(What is expected)
Within the entries below, find each line containing the word "辽宁科学技术出版社" and copy it.

(Information given)
-------------------------

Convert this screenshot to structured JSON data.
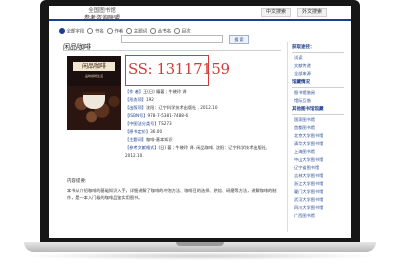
{
  "header": {
    "brand_line1": "全国图书馆",
    "brand_line2": "参考咨询联盟",
    "buttons": [
      "中文搜索",
      "外文搜索"
    ]
  },
  "search": {
    "options": [
      "全部字段",
      "书名",
      "作者",
      "主题词",
      "丛书名",
      "目次"
    ],
    "selected": "全部字段",
    "button_label": "搜 索"
  },
  "book": {
    "title": "闲品咖啡",
    "cover": {
      "heading": "闲品咖啡",
      "subtitle": "品味咖啡生活"
    },
    "ss_number": "SS: 13117159",
    "meta": [
      {
        "key": "【作 者】",
        "value": "王(日) 编著 ; 牛晓玲 译"
      },
      {
        "key": "【形态项】",
        "value": "192"
      },
      {
        "key": "【出版项】",
        "value": "沈阳：辽宁科学技术出版社 , 2012.10"
      },
      {
        "key": "【ISBN号】",
        "value": "978-7-5381-7488-6"
      },
      {
        "key": "【中图法分类号】",
        "value": "TS273"
      },
      {
        "key": "【原书定价】",
        "value": "36.00"
      },
      {
        "key": "【主题词】",
        "value": "咖啡-基本知识"
      },
      {
        "key": "【参考文献格式】",
        "value": "(日) 著 ; 牛晓玲 译. 闲品咖啡. 沈阳：辽宁科学技术出版社,"
      },
      {
        "key": "",
        "value": "2012.10."
      }
    ],
    "summary_title": "内容提要:",
    "summary": "本书从介绍咖啡的基础知识入手，详细讲解了咖啡的冲泡方法、咖啡豆的选择、烘焙、研磨等方法，讲解咖啡的制作，是一本入门级的咖啡品鉴实用图书。"
  },
  "sidebar": {
    "heading1": "获取途径：",
    "items1": [
      "试读",
      "文献传递",
      "全部来源"
    ],
    "heading2": "馆藏情况",
    "items2": [
      "图书馆借阅",
      "馆际互借"
    ],
    "heading3": "其他图书馆馆藏",
    "items3": [
      "国家图书馆",
      "首都图书馆",
      "北京大学图书馆",
      "清华大学图书馆",
      "上海图书馆",
      "中山大学图书馆",
      "辽宁省图书馆",
      "吉林大学图书馆",
      "浙江大学图书馆",
      "厦门大学图书馆",
      "武汉大学图书馆",
      "四川大学图书馆",
      "广西图书馆"
    ]
  }
}
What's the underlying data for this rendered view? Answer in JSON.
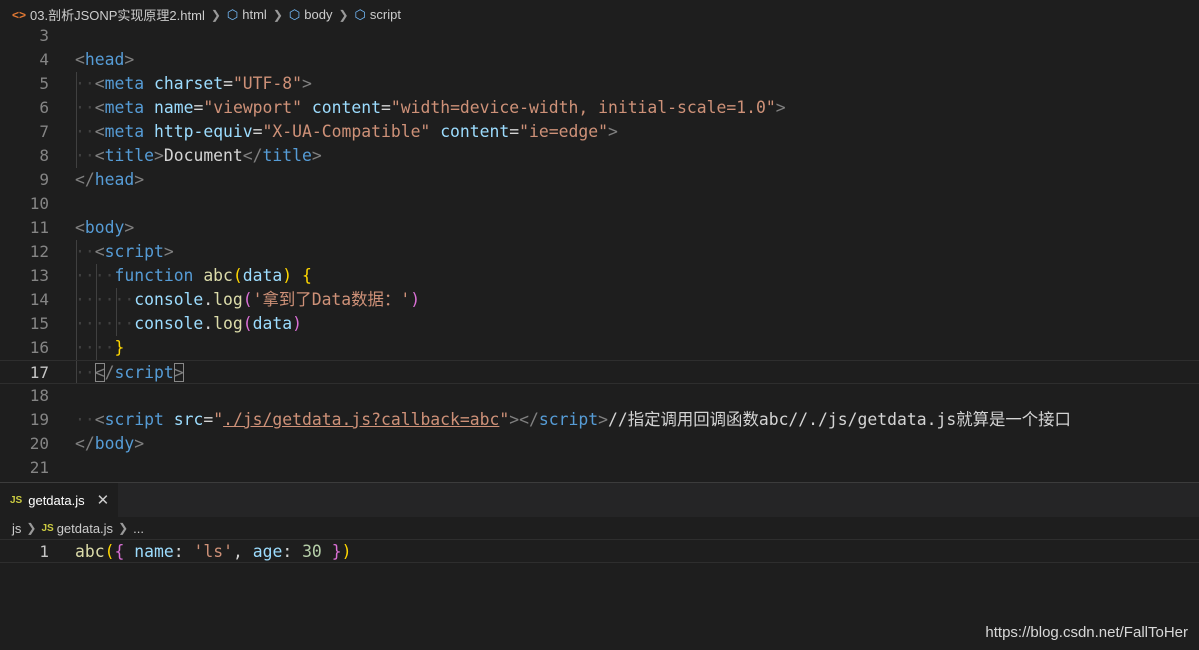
{
  "top_breadcrumb": {
    "file": "03.剖析JSONP实现原理2.html",
    "html": "html",
    "body": "body",
    "script": "script"
  },
  "editor1": {
    "line_numbers": [
      "3",
      "4",
      "5",
      "6",
      "7",
      "8",
      "9",
      "10",
      "11",
      "12",
      "13",
      "14",
      "15",
      "16",
      "17",
      "18",
      "19",
      "20",
      "21"
    ],
    "active_line": "17"
  },
  "bottom_tab": {
    "label": "getdata.js",
    "icon_text": "JS",
    "close": "✕"
  },
  "bottom_breadcrumb": {
    "folder": "js",
    "file": "getdata.js",
    "more": "..."
  },
  "editor2": {
    "line_numbers": [
      "1"
    ]
  },
  "watermark": "https://blog.csdn.net/FallToHer",
  "colors": {
    "background": "#1e1e1e",
    "tag": "#569cd6",
    "attribute": "#9cdcfe",
    "string": "#ce9178",
    "function": "#dcdcaa",
    "number": "#b5cea8"
  }
}
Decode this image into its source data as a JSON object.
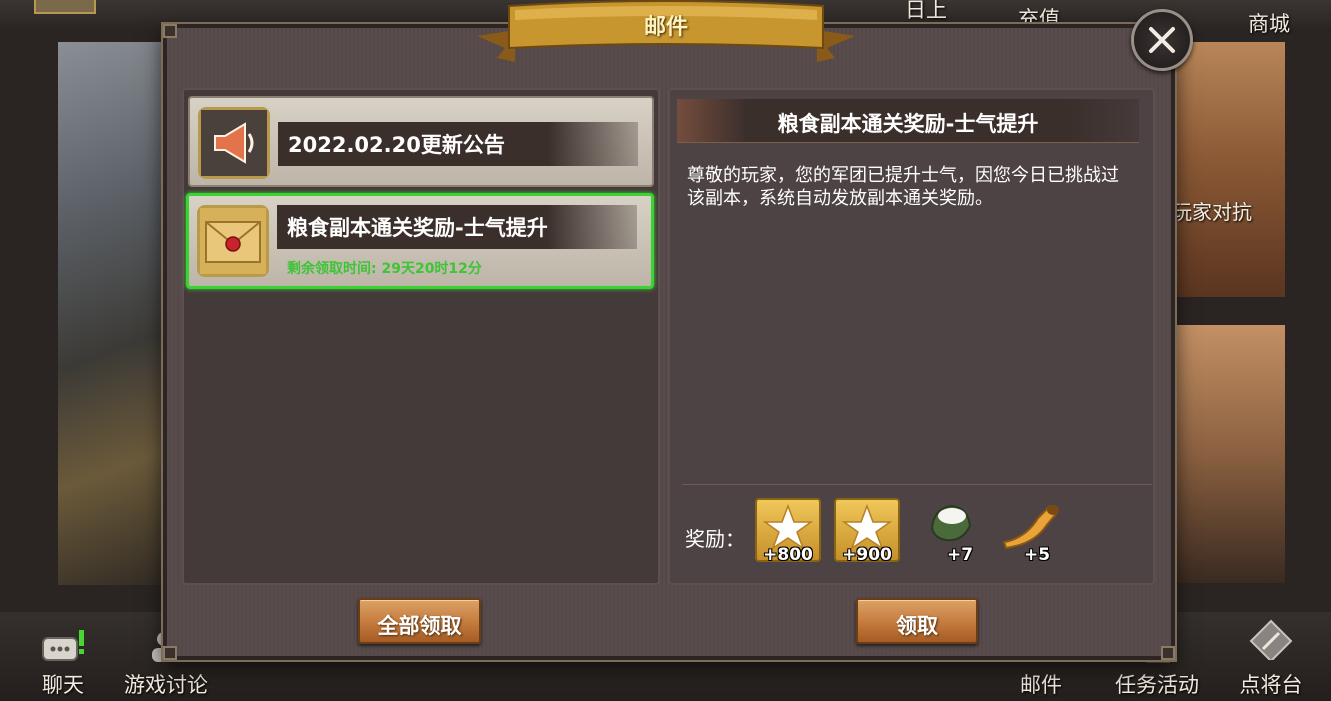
{
  "header": {
    "title": "邮件",
    "top_nav": [
      "日上",
      "充值",
      "商城"
    ]
  },
  "mail_list": [
    {
      "icon": "megaphone-icon",
      "title": "2022.02.20更新公告",
      "remaining": ""
    },
    {
      "icon": "sealed-envelope-icon",
      "title": "粮食副本通关奖励-士气提升",
      "remaining": "剩余领取时间: 29天20时12分",
      "selected": true
    }
  ],
  "detail": {
    "title": "粮食副本通关奖励-士气提升",
    "body": "尊敬的玩家，您的军团已提升士气，因您今日已挑战过该副本，系统自动发放副本通关奖励。",
    "reward_label": "奖励：",
    "rewards": [
      {
        "icon": "star-icon",
        "count": "+800"
      },
      {
        "icon": "star-icon",
        "count": "+900"
      },
      {
        "icon": "rice-bag-icon",
        "count": "+7"
      },
      {
        "icon": "horn-icon",
        "count": "+5"
      }
    ]
  },
  "buttons": {
    "claim_all": "全部领取",
    "claim": "领取"
  },
  "background": {
    "right_label": "玩家对抗"
  },
  "bottom_nav": [
    {
      "icon": "chat-icon",
      "label": "聊天"
    },
    {
      "icon": "discussion-icon",
      "label": "游戏讨论"
    },
    {
      "icon": "mail-icon",
      "label": "邮件"
    },
    {
      "icon": "task-icon",
      "label": "任务活动"
    },
    {
      "icon": "general-stage-icon",
      "label": "点将台"
    }
  ],
  "colors": {
    "selected_border": "#39d431",
    "remaining_text": "#3ec435",
    "button": "#c47a3c",
    "banner": "#c89a3c"
  }
}
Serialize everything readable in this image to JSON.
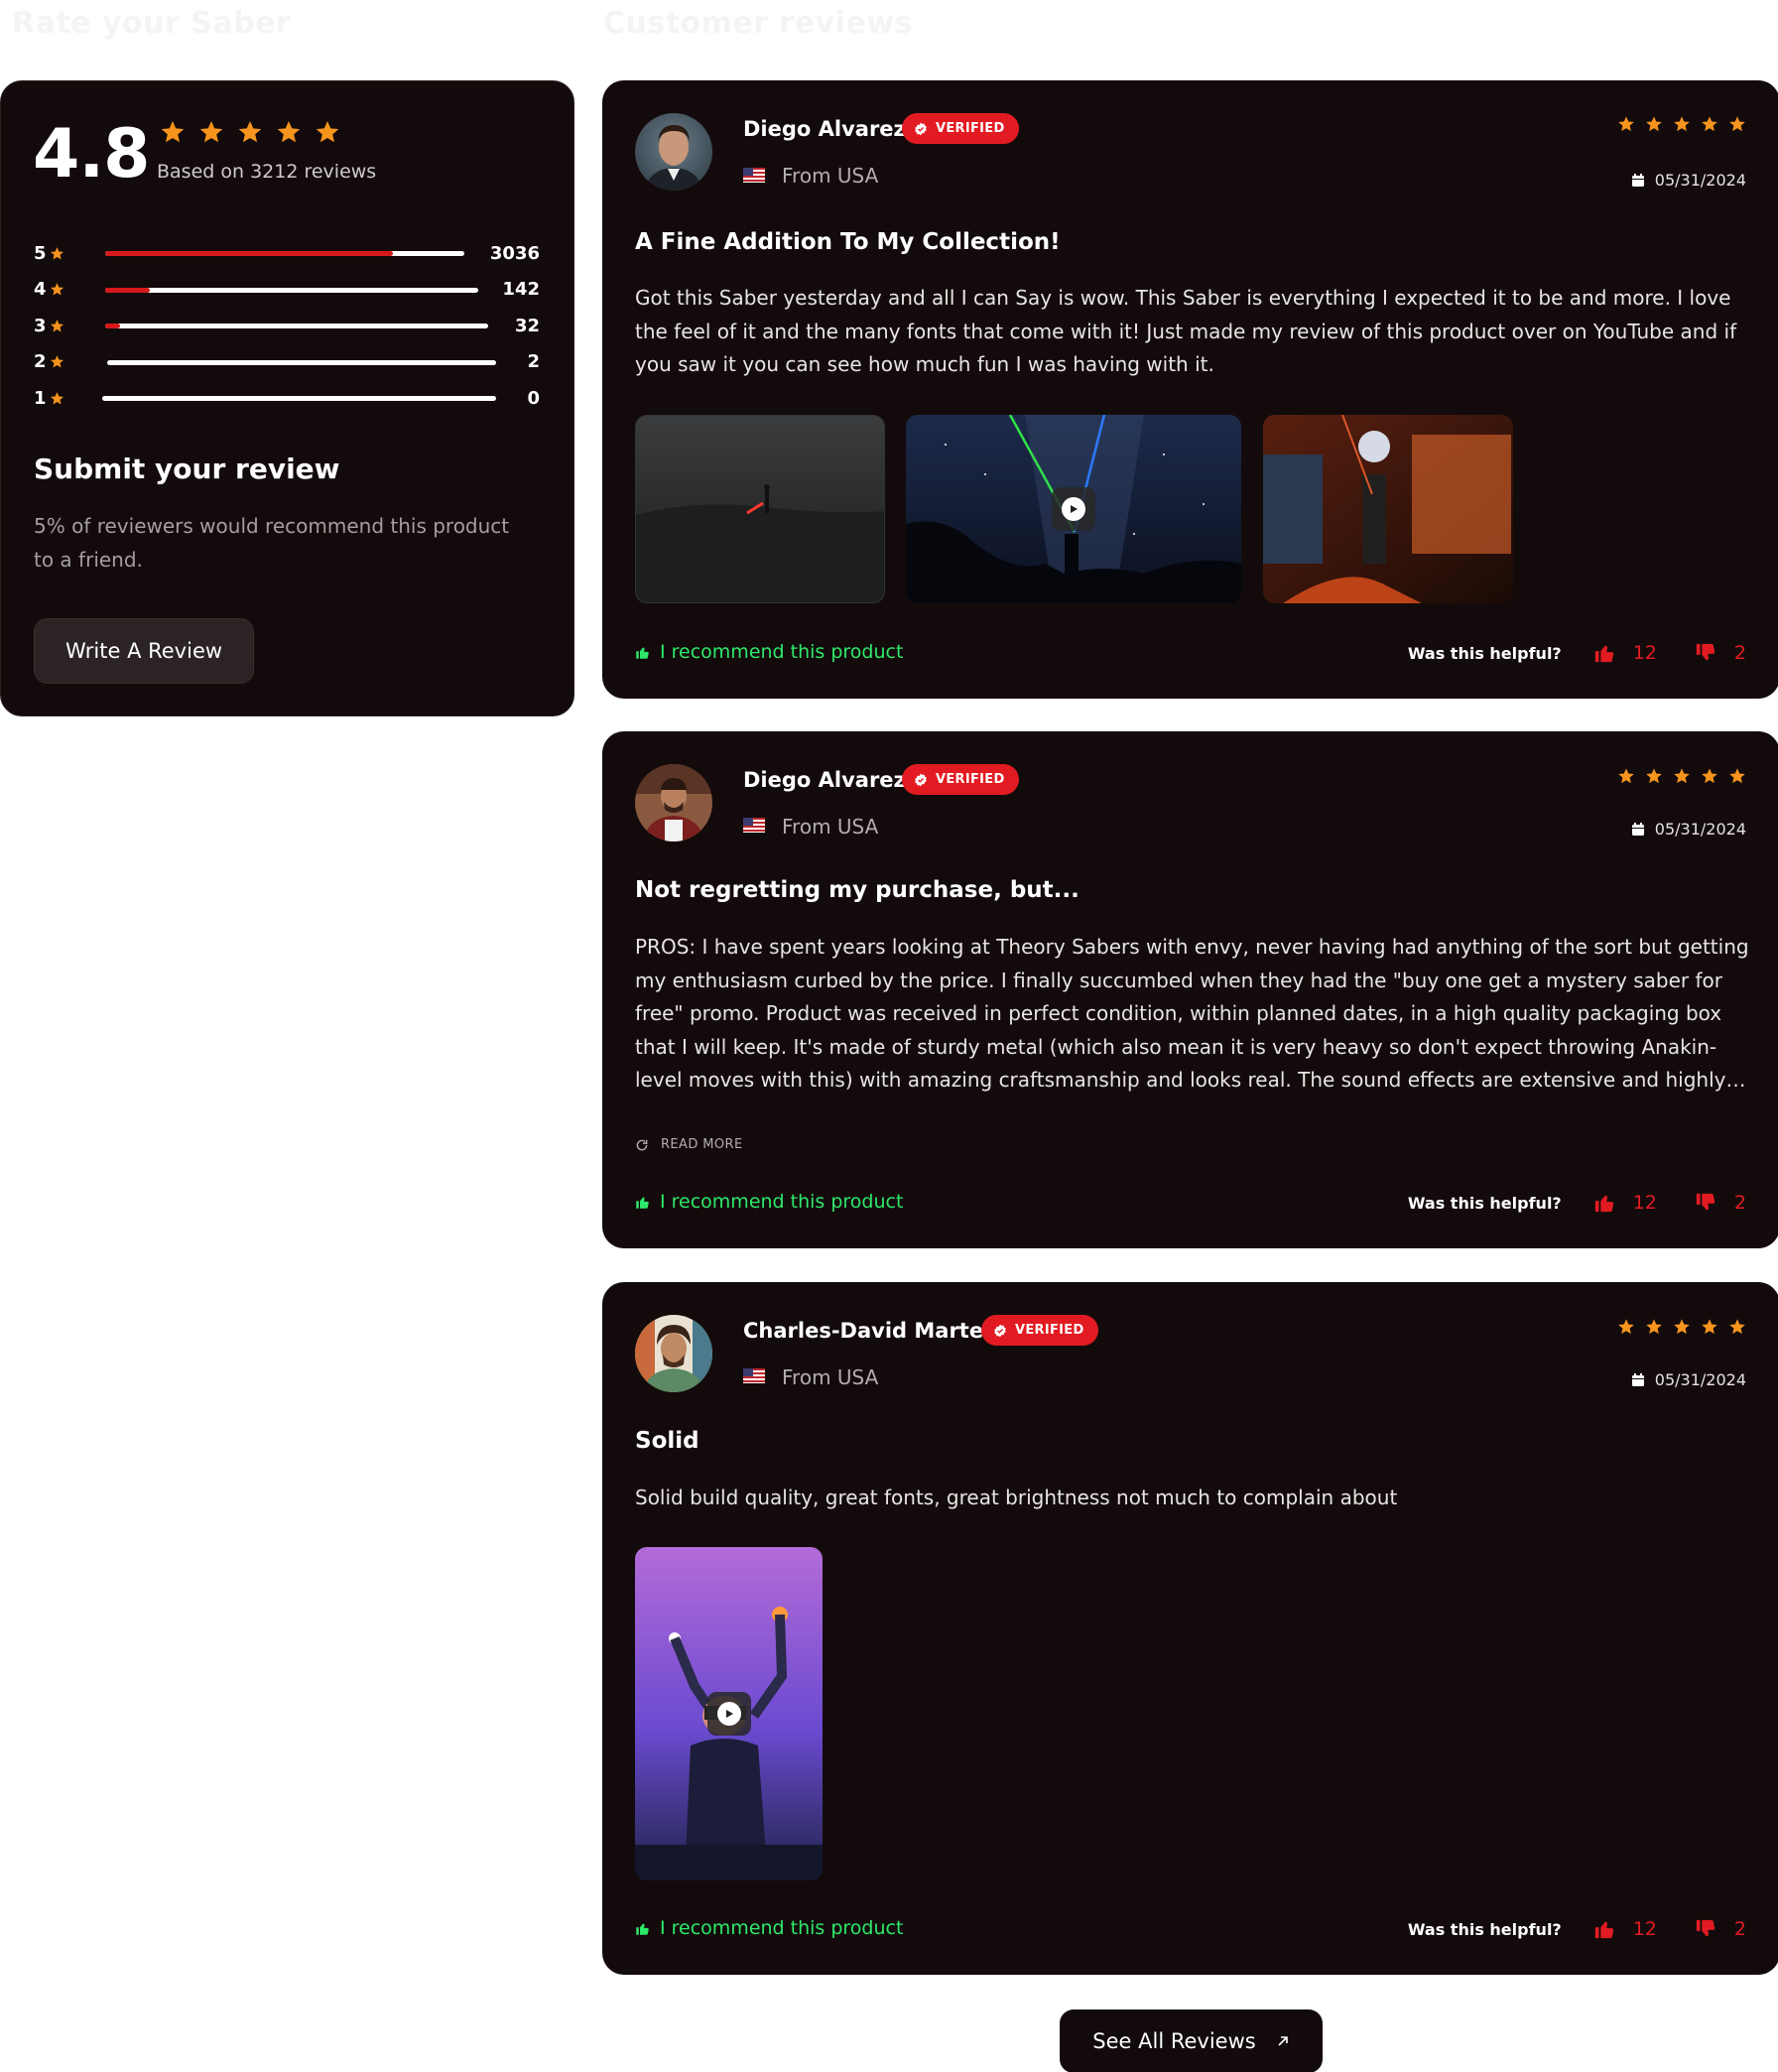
{
  "headings": {
    "left": "Rate your Saber",
    "right": "Customer reviews"
  },
  "summary": {
    "score": "4.8",
    "stars": 5,
    "based_on": "Based on 3212 reviews",
    "distribution": [
      {
        "star": "5",
        "count": "3036",
        "fraction": 0.8
      },
      {
        "star": "4",
        "count": "142",
        "fraction": 0.12
      },
      {
        "star": "3",
        "count": "32",
        "fraction": 0.04
      },
      {
        "star": "2",
        "count": "2",
        "fraction": 0.0
      },
      {
        "star": "1",
        "count": "0",
        "fraction": 0.0
      }
    ],
    "submit_title": "Submit your review",
    "submit_text": "5% of reviewers would recommend this product to a friend.",
    "write_button": "Write A Review"
  },
  "reviews": [
    {
      "name": "Diego Alvarez",
      "verified": "VERIFIED",
      "from": "From USA",
      "stars": 5,
      "date": "05/31/2024",
      "title": "A Fine Addition To My Collection!",
      "body": "Got this Saber yesterday and all I can Say is wow. This Saber is everything I expected it to be and more. I love the feel of it and the many fonts that come with it! Just made my review of this product over on YouTube and if you saw it you can see how much fun I was having with it.",
      "recommend": "I recommend this product",
      "helpful_label": "Was this helpful?",
      "likes": "12",
      "dislikes": "2"
    },
    {
      "name": "Diego Alvarez",
      "verified": "VERIFIED",
      "from": "From USA",
      "stars": 5,
      "date": "05/31/2024",
      "title": "Not regretting my purchase, but...",
      "body": "PROS: I have spent years looking at Theory Sabers with envy, never having had anything of the sort but getting my enthusiasm curbed by the price. I finally succumbed when they had the \"buy one get a mystery saber for free\" promo. Product was received in perfect condition, within planned dates, in a high quality packaging box that I will keep. It's made of sturdy metal (which also mean it is very heavy so don't expect throwing Anakin-level moves with this) with amazing craftsmanship and looks real. The sound effects are extensive and highly customizable.",
      "read_more": "READ MORE",
      "recommend": "I recommend this product",
      "helpful_label": "Was this helpful?",
      "likes": "12",
      "dislikes": "2"
    },
    {
      "name": "Charles-David Martel",
      "verified": "VERIFIED",
      "from": "From USA",
      "stars": 5,
      "date": "05/31/2024",
      "title": "Solid",
      "body": "Solid build quality, great fonts, great brightness not much to complain about",
      "recommend": "I recommend this product",
      "helpful_label": "Was this helpful?",
      "likes": "12",
      "dislikes": "2"
    }
  ],
  "see_all": "See All Reviews",
  "colors": {
    "card_bg": "#130b0b",
    "star": "#f7941d",
    "accent_red": "#e21b22",
    "recommend_green": "#2ee86b"
  }
}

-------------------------

(Answer space)
        "value": "沈阳：辽宁科学技术出版社 , 2012.10"
        "value": "(日) 著 ; 牛晓玲 译. 闲品咖啡. 沈阳：辽宁科学技术出版社,"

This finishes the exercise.